The second drawback is the lack of precise defensive metrics. Since it’s often times pure speculation as to whether or not a defensive player should have caught a ball he didn’t get to, or whether or not he actually “saved a run,” we’re left with more guess work and interpretation. The expert believes that the ever increasing use of Statcast as a measuring stick will provide more data and lead to more accurate and precise defensive evaluations in the coming seasons. But for now, the data remains incomplete.

So when Stanton is judged to have a WAR of 8.82 from ESPN and 7.6 from Baseball-Reference, you can see why it’s hard to draw a concrete conclusion. Yet this is going to be the determining factor in who is anointed as being “Most Valuable” to his team.

Houston’s Jose Altuve (7.94 WAR from ESPN and 8.3 Baseball Reference) should win the American League MVP pretty easily. His Baseball Reference WAR is tops. Judge (8.75 from ESPN, tops in the AL and 8.2 from Baseball Reference) is among the best of the rest in the AL, but given that voters dig the long ball, he will likely win over the more deserving Altuve – who did many more things to help his team win the American League West, including leading baseball in hitting at .346 and hits with 204 (his fourth straight 200 hit season)…plus 24 home runs and Gold Glove defense…than the one-dimensional Judge and his 52 home runs did for the Yankees.

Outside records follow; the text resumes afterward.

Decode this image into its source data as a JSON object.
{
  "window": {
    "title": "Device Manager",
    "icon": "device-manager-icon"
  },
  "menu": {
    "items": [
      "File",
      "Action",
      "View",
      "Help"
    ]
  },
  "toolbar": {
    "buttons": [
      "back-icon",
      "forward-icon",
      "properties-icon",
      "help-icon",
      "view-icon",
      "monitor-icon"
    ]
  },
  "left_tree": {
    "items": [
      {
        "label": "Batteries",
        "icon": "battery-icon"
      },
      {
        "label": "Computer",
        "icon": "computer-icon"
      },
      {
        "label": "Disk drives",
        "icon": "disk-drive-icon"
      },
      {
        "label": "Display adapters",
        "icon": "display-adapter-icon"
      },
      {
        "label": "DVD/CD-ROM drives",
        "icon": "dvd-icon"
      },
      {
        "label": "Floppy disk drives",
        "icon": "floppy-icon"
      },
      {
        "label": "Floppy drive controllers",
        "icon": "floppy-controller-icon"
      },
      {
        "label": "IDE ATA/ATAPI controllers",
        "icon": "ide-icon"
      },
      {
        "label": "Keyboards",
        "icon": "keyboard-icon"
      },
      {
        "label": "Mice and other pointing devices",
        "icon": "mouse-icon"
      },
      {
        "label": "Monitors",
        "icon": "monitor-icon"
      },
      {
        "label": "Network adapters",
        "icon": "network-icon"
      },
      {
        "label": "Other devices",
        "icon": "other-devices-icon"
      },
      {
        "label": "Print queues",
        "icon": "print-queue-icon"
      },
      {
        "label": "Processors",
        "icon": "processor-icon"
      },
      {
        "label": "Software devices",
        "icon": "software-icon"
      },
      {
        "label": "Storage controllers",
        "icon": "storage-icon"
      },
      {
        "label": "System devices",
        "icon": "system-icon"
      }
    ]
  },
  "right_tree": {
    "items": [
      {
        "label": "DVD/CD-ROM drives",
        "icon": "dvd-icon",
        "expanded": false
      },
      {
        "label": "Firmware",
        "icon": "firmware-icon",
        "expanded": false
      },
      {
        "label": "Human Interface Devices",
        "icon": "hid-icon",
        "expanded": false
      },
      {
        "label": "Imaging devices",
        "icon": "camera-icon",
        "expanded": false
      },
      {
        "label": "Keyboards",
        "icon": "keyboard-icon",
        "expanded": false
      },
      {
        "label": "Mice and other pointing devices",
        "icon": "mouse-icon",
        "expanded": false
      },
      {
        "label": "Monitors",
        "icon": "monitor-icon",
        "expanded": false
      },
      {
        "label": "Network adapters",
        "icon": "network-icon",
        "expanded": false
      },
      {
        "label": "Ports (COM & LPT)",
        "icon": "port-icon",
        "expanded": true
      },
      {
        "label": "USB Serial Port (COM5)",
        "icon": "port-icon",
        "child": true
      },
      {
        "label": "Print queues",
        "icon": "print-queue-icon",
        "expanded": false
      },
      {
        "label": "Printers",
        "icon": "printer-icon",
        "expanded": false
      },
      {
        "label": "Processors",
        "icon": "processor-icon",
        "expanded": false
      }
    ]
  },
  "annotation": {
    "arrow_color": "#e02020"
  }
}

In the National League, there’s no clear-cut choice between Arenado (7.34 from ESPN and 7.2 from Baseball Reference) his teammate Charlie Blackmon (6.33 from ESPN and 6.0 from Baseball Reference) and Arizona’s Paul Goldschmidt (6.94 from ESPN and 5.8 from Baseball Reference.) Each had a fantastic season and led there team into the post-season. Yet Stanton and his 59 home runs will likely win the MVP even though his Marlins team was nowhere close to being a play-off team. Stanton did not have an at-bat this year with anything on the line for his team. Not one.

There will also be votes for ESPN’s top WAR player, Cincinnati’s Joey Votto (9.56) even though the Reds had a worse year than the Marlins and none of Votto’s at bats were in meaningful situations, either. It’s not inconceivable that Votto will get more votes than one or more the three most deserving candidates who had to go to the plate in pressure situations the last two months of the season.

And that’s what’s wrong with WAR.

No one who compiles stats for a living can understand the difference in circumstances under which an at-bat can occur. Coming through in the clutch DOES matter, and should count for more. In the eyes of discerning voters, it will. But those voters are likely to be outnumbered by the WAR mongers.